Three decades before the better known murals of the WPA era, Chicago artist Dorothy Loeb created an immense and powerful mural at Lane Technical High School in 1909. Lost for over half a century, it has recently been recovered and is now poised to be restored and reinstalled at the school.
Loeb studied in Paris with Fernand Léger and at the Art Institute, and she was active in and around Chicago before relocating to Massachusetts in 1940, where she was a well-known modernist in the Provincetown area. In 1908, she was one of five School of the Art Institute students commissioned by Kate Buckingham and her Chicago Public School Art Society to create murals for the new Albert G. Lane Technical High School located at Division and Sheffield. From 1909 to 1913, Loeb and the other four artists — Henry George Brandt, Margaret Hittle, William E. Scott, and George Stevenson –painted a total of eleven murals for specific sites at Lane. Loeb’s 7′ x 19′ oil on canvas, completed in 1909, graced the stage of the school auditorium for many years. While the mural had no official title, it was referred to in various student publications as “A Study in Primitive Forge,” and it depicted a group of tool-bearing workers gathered around a cauldron into which molten metal was being poured. By 1934, an overcrowded Lane moved to its larger (and present) location on Addison and Western. It was assumed that the Loeb mural had not survived the relocation in 1934. But Flora Doody, director of the Mural Restoration Project at Lane, discovered in yearbook photos dating from 1936 to 1952 that the mural had indeed survived the move and graced the wall in Room 113. Sometime in the early 1950s, Loeb’s mural was replaced by a photomural of Chicago.

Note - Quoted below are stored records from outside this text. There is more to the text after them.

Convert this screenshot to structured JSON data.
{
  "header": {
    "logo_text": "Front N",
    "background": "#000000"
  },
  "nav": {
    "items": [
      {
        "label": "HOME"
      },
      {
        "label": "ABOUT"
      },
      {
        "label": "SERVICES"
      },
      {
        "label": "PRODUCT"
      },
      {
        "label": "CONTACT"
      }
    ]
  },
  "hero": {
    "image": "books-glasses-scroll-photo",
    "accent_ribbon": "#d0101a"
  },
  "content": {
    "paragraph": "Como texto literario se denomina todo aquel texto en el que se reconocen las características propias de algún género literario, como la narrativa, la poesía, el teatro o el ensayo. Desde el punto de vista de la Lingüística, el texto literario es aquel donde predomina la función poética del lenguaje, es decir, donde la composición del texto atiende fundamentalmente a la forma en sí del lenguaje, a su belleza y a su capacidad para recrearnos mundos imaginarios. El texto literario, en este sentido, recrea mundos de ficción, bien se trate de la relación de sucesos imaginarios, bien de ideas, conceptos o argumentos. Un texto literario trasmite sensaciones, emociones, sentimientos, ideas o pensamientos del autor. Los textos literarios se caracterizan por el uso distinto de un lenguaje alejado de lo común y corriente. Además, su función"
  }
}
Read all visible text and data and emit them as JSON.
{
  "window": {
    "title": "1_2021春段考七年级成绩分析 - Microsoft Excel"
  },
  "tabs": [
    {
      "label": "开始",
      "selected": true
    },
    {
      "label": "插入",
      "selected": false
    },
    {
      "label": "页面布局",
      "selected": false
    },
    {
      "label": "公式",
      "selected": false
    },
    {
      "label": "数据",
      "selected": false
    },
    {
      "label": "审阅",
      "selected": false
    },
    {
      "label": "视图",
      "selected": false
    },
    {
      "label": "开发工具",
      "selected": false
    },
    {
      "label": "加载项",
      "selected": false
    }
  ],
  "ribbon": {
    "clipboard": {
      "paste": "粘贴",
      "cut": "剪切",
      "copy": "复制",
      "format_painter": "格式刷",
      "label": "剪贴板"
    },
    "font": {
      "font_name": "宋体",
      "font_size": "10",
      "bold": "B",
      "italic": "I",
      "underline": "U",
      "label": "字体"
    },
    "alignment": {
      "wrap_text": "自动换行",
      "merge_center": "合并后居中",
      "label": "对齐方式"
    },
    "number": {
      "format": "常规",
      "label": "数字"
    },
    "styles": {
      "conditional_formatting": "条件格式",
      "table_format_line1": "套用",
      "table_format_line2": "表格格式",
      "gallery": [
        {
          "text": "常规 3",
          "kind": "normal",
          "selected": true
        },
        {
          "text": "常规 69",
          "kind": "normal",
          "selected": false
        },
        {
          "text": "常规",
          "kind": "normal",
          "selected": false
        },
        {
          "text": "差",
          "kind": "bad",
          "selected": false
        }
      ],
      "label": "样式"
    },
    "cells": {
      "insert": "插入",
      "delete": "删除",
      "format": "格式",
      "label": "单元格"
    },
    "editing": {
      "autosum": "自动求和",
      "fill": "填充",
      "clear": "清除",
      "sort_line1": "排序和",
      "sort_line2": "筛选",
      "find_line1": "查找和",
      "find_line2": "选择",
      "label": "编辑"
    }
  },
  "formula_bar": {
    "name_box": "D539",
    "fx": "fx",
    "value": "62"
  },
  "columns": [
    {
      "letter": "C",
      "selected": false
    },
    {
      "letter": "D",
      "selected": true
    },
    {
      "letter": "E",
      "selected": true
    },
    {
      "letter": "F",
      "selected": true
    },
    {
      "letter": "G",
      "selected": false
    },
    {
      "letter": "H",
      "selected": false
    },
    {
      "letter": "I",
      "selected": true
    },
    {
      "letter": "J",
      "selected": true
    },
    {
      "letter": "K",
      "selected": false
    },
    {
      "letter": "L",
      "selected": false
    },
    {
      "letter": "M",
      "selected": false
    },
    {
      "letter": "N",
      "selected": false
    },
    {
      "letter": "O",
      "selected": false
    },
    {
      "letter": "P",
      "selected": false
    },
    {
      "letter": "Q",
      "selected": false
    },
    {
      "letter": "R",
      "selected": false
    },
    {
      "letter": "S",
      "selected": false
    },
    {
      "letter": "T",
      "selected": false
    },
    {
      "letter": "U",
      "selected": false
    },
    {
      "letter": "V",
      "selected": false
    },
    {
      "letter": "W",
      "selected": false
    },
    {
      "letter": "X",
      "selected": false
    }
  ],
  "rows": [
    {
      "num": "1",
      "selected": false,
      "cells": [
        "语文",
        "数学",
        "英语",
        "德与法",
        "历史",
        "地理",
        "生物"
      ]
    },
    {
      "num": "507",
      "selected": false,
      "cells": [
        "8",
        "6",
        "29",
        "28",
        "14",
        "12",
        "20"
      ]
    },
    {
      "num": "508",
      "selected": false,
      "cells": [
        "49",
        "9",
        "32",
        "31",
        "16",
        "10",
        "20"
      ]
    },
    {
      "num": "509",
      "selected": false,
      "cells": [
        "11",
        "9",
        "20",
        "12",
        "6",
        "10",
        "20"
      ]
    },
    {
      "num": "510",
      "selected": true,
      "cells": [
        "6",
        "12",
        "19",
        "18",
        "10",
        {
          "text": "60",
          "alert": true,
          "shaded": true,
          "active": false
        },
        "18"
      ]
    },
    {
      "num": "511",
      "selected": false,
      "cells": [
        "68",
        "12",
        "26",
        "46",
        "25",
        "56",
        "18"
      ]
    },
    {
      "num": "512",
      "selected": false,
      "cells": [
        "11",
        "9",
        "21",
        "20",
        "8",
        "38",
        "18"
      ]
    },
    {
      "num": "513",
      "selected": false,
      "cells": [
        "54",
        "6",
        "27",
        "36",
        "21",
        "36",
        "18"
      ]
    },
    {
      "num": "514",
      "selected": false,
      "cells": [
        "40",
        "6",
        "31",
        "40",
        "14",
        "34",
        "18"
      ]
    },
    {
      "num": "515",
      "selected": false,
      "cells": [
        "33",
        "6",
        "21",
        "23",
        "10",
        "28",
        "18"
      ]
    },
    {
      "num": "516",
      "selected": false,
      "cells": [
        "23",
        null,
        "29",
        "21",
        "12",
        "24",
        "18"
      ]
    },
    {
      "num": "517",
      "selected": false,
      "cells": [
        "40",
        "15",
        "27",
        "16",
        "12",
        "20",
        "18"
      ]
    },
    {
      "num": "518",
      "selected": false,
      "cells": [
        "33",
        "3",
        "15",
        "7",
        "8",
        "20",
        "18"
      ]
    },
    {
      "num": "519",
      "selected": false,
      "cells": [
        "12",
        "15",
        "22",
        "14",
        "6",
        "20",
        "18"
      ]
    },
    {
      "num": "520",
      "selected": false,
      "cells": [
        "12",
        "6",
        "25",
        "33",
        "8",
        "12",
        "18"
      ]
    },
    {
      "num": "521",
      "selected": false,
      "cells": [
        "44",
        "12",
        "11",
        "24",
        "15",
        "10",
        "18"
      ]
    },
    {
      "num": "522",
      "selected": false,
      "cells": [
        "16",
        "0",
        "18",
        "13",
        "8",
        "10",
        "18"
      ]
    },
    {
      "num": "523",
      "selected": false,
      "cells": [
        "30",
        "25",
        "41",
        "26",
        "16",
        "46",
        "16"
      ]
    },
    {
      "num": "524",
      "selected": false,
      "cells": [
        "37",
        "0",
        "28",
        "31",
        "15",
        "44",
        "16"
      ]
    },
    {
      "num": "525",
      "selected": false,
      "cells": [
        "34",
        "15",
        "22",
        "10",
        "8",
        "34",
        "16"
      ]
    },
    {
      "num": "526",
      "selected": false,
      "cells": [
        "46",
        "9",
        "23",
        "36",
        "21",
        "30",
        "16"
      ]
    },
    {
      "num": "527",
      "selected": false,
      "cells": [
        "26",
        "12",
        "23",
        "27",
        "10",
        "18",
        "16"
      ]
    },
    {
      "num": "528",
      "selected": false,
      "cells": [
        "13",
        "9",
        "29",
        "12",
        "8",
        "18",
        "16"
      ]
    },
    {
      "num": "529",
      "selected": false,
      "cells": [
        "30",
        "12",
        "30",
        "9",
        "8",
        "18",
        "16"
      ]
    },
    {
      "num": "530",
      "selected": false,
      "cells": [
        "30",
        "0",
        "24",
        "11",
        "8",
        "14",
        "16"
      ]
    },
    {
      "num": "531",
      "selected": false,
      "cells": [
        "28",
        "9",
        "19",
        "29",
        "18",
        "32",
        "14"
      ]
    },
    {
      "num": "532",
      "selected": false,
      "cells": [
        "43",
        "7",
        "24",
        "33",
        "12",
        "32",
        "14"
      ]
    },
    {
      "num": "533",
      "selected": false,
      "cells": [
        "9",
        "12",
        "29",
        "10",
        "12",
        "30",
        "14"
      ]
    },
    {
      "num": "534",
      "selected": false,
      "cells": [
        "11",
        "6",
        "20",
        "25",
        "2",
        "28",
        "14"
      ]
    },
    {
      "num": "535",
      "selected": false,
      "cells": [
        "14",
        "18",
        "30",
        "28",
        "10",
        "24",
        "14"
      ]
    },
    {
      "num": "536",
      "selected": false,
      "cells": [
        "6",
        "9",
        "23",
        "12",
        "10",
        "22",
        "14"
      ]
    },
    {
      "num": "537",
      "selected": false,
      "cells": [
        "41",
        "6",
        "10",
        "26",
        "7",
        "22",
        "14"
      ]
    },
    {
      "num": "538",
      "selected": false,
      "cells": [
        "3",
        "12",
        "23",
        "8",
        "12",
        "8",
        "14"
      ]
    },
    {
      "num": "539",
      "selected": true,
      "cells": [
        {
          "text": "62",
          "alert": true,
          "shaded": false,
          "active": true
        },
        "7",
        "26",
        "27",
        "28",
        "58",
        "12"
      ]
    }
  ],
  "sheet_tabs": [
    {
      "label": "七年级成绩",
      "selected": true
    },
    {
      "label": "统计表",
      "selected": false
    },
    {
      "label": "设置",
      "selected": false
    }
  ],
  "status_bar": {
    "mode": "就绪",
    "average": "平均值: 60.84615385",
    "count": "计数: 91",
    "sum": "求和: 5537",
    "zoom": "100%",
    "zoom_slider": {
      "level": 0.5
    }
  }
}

Cut to Lane Tech 2005, Flora Doody and Chicago conservationist Barry Bauman implement the country’s first-ever high school class on Fine Arts Conservation. Doody organized her student docent team into “MSI: Lane” (mural scene investigation) a spin-off of the popular TV series “CSI: Miami,” to attempt to locate this lost treasure. Clues led them to the Highland Park home of a deceased former teacher, where the mural had most likely been placed in safekeeping and lay in wait for the better part of fifty years.
Corbett vs. Dempsey gallery and the Chicago Public Schools will present an official unveiling of the lost Dorothy Loeb mural at a special reception held Friday, November 11, from 6-8 pm, at Corbett vs. Dempsey, 1120 N. Ashland, 3rd Floor. At 7 pm, Flora Doody and Barry Bauman will unveil the work and give a short presentation about its recovery and restoration. Some of the MSI: Lane student docents as well as members of Bauman’s Fine Arts Conservation class will also be in attendance. The Loeb mural will also be on view on Saturday, November 12 from 11 am to 4 pm.
Dorothy Loeb: The Lost 1909 Mural Unveiled